As Reese Witherspoon recently said during the launch of her mentor program, “mentorship is a key part of empowering the next generation.” And according to the Harvard Business Review, more diverse companies experience an increase in innovation—and revenue. Here are some reasons mentors are crucial for a diverse workplace.
Mentoring programs can provide extra support and guidance
Navigating the workplace can be tough, especially for an employee who is new to an industry. Mentors provide a plethora of resources to their mentees who, at the end of the day, may just need someone to talk to. Thus, this extra layer of emotional support can be helpful to a wider net of diverse employees who may need it.
Mentoring programs can open doors to a wider network
Depending on how a company goes about pairing mentors with mentees, mentors can typically open doors to a wider network of people that a mentee wouldn’t normally have easy access to. For example, maybe a mentor is established at a company and has connections with varying departments within that company, unlike a mentee who may have just started out in their career.
A good mentorship program’s goal is to help people build relationships and gain access, transcending the company’s hierarchy. This makes it easier for all employees to move up with fewer barriers.
Mentors can be role models
Mentors not only open doors to a wider network, but also can open doors to a mentee’s future possibilities. Having direct access to a coworker—one whom a mentee may want to follow in their footsteps—is a crucial part of the mentorship process. And while a lot of job experience happens over time, the insight a mentee can gain from this specific process is invaluable to their lifelong career goals.
Mentors can hold their mentees accountable

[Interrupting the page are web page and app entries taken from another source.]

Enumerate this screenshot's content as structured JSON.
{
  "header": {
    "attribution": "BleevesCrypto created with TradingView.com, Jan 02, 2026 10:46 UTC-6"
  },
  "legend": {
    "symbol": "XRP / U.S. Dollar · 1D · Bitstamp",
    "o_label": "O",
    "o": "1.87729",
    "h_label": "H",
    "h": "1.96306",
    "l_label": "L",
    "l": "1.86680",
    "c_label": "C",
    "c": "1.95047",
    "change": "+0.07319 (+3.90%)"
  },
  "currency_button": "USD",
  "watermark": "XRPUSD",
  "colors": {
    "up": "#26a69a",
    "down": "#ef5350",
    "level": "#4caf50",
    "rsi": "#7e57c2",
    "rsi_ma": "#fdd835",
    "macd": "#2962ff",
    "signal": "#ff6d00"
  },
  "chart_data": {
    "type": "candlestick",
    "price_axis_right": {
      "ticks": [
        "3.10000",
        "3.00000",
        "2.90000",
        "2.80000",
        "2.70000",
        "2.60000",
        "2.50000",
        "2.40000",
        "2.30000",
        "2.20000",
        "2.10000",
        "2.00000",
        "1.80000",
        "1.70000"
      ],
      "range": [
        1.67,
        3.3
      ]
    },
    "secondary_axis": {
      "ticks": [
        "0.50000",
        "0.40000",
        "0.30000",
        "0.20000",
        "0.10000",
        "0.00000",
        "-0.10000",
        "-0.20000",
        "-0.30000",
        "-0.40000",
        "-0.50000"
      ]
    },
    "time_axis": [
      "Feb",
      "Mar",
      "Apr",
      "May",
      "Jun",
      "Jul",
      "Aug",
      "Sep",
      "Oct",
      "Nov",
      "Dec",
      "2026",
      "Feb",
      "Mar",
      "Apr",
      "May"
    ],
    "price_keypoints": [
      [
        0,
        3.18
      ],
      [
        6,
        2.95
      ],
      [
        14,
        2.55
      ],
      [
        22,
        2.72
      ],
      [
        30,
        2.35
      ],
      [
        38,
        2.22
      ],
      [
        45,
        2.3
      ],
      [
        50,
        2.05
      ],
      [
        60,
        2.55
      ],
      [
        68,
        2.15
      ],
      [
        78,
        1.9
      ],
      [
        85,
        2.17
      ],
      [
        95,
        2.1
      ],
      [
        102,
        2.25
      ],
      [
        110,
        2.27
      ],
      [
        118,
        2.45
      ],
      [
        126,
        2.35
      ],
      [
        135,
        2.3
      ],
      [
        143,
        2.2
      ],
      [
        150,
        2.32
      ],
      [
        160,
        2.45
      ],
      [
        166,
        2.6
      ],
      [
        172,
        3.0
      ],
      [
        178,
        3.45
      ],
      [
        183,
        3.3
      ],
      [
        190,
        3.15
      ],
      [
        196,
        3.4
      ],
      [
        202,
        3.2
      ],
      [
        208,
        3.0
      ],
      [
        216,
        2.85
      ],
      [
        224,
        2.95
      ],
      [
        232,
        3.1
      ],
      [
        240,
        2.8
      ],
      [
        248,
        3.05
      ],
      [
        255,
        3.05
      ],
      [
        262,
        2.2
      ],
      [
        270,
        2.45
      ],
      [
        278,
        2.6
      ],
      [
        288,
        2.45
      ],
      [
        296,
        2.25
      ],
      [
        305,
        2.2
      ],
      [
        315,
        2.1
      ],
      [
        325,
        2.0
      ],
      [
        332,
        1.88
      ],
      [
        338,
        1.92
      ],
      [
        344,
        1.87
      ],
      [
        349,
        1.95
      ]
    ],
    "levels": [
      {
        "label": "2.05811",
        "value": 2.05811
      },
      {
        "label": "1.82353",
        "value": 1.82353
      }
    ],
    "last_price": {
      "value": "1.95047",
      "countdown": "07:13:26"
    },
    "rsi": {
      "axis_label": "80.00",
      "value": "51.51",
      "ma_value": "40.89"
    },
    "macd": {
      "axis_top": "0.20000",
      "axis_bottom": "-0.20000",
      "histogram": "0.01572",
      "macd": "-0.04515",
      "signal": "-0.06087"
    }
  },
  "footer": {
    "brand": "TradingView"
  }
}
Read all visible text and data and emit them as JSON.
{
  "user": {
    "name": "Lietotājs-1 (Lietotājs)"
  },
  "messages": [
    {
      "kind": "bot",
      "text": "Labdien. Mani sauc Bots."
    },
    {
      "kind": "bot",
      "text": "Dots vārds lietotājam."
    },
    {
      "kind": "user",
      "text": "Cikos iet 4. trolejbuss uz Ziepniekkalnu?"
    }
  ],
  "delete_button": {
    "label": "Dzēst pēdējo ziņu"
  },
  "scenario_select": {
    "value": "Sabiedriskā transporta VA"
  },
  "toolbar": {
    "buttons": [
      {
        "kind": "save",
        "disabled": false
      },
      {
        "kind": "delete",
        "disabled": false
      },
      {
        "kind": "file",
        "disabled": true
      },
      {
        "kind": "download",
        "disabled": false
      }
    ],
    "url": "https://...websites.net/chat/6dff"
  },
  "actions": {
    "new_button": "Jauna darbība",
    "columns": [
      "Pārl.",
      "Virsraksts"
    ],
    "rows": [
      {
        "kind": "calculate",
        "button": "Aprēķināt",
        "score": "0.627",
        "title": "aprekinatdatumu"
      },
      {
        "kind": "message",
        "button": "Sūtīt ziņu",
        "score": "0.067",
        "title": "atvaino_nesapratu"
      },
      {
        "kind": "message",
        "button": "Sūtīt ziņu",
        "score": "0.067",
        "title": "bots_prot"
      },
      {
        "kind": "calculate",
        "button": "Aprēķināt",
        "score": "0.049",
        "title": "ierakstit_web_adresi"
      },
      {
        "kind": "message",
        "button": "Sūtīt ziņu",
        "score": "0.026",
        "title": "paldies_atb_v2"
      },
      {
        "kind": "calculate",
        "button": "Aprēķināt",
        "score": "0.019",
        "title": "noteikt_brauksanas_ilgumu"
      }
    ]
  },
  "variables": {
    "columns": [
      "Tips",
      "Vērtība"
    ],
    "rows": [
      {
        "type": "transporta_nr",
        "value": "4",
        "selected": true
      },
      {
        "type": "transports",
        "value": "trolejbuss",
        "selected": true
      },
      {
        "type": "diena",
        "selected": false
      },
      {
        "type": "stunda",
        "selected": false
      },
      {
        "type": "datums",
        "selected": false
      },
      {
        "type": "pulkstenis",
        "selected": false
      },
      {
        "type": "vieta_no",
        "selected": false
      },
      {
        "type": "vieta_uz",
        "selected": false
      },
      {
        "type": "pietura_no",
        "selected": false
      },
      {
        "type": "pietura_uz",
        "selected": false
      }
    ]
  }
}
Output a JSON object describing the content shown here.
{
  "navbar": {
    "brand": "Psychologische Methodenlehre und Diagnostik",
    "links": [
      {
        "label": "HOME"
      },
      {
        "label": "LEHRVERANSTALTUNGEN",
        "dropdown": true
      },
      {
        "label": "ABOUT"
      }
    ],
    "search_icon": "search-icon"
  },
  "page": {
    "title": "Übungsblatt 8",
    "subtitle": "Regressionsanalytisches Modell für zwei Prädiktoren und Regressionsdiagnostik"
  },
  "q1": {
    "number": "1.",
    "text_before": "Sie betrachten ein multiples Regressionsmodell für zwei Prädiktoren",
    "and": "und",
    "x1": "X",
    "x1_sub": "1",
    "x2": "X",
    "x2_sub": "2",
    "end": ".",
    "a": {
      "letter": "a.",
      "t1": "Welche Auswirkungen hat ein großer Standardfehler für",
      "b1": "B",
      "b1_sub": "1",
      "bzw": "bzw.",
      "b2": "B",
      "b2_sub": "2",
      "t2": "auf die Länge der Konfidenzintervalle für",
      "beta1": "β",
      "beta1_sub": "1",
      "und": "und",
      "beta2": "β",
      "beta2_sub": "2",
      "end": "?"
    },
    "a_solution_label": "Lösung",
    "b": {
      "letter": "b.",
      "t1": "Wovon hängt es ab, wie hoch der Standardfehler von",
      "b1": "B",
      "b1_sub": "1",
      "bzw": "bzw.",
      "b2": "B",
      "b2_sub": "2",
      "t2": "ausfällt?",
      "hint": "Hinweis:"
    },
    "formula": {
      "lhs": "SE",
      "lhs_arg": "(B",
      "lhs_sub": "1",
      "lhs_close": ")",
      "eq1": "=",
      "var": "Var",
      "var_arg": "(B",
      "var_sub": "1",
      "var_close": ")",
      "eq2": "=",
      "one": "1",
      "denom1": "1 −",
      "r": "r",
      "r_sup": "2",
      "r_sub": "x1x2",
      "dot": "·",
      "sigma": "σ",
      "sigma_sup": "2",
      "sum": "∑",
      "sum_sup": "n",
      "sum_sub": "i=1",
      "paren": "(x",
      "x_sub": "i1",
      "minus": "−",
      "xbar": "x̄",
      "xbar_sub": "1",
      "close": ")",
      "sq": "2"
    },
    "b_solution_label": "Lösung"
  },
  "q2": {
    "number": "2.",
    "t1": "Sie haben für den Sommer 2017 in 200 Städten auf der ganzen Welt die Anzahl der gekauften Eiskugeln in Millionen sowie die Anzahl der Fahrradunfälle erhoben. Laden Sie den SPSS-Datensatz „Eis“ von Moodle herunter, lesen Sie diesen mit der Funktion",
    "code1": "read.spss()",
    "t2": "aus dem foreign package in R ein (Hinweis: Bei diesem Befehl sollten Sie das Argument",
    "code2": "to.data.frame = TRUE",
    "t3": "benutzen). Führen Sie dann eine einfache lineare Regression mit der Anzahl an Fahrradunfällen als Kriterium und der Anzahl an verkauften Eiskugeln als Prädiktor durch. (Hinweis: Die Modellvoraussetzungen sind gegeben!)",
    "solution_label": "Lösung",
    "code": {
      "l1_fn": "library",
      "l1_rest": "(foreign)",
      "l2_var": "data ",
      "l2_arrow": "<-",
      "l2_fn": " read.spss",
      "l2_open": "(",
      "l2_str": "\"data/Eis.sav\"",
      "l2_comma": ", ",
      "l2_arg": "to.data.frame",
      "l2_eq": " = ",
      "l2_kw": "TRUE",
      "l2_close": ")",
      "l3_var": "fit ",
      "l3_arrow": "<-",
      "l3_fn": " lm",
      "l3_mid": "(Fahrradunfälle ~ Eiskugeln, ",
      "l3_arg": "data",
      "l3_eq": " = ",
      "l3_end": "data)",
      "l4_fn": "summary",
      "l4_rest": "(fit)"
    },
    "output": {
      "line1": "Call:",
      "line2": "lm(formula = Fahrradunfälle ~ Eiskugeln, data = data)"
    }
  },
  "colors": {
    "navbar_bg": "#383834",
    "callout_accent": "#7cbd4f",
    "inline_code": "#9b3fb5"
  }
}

Some mentorship programs require the mentor and mentee to work together on goal setting, so a mentor can be more than a role model; they can also hold one accountable. Being held accountable can lead to positive results for the mentee such as improving productivity, performance, and one’s commitment to their career goals.